Mike said in a dead sort of tone that when the credit card charge from our Singapore hotel had appeared back in October he'd assumed it was some sort of booking pre-charge.
11:45 AM. The airline apologised profusely, we braced ourselves for the verdict:
They were very, very sorry, we wouldn't all be able to sit together on the flight.
Were they serious? We miss our flight completely, they put us on the flight we thought we were getting at no extra charge and they apologise to us?!
Holy cow, Singapore Air rocks!
My usual luck held as we dashed through the airport to the tones (again) of last call, filling out customs paperwork on the fly, dragging the kids. I resolved to wear a jogbra from then on out anytime we were going anywhere near an airport.
We just made it. On the flight they'd put Thomas and me together, and the stewardesses asked around and reseated others so that Bethy and Mike could sit together as well. This was seriously nice of them.
The flight was uneventful. The first landing attempt, however, was aborted, making one hell of a noise at the last moment when the pilot pulled up. We circled around for awhile and then the pilots took a second crack at getting us down, during which Mike and I both thought something along the lines of how ironic it would be if we crashed on the flight we'd been so relieved to get. More hideously loud noise but safely down. I had been stroking Thomas' head and murmuring, "OK, Mommy is officially freaked out, buddy, yes, yes she is."

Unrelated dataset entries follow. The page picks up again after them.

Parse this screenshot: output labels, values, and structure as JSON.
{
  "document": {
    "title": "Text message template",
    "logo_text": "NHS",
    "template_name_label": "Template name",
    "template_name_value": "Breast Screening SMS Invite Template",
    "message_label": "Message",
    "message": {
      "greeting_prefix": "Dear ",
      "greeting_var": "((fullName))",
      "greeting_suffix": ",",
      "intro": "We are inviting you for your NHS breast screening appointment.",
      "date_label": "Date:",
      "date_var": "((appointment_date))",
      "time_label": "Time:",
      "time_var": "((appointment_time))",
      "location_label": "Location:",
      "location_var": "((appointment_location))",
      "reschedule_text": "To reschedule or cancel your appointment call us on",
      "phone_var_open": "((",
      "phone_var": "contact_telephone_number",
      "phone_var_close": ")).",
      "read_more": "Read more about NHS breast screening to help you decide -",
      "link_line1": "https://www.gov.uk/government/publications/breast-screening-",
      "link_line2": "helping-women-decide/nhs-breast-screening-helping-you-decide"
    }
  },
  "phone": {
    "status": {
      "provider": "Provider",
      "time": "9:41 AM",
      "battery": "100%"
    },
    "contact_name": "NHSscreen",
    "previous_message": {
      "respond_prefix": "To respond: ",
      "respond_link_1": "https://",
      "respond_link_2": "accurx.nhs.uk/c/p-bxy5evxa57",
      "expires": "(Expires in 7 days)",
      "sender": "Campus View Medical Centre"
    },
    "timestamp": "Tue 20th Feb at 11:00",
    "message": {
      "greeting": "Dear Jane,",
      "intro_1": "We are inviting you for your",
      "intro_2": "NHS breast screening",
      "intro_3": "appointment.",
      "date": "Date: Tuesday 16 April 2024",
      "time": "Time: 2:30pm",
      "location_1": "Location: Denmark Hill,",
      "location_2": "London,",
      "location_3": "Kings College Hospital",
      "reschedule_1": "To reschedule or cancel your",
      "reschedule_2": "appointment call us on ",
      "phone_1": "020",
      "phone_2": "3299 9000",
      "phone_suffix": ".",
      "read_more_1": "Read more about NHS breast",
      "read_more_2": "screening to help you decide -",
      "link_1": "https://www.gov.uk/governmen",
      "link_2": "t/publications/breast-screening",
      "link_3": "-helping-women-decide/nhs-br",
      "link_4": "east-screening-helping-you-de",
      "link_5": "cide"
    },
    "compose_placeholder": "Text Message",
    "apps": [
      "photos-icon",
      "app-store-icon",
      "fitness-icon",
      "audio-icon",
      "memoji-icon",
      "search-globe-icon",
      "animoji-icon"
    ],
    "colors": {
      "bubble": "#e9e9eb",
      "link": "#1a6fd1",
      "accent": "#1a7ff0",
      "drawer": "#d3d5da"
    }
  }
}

Despite my best efforts, we all made it, alive and well, to our next port of call....Singapore.
And one of the first things I did was to sit down with a pen and our itinerary to triple check everything.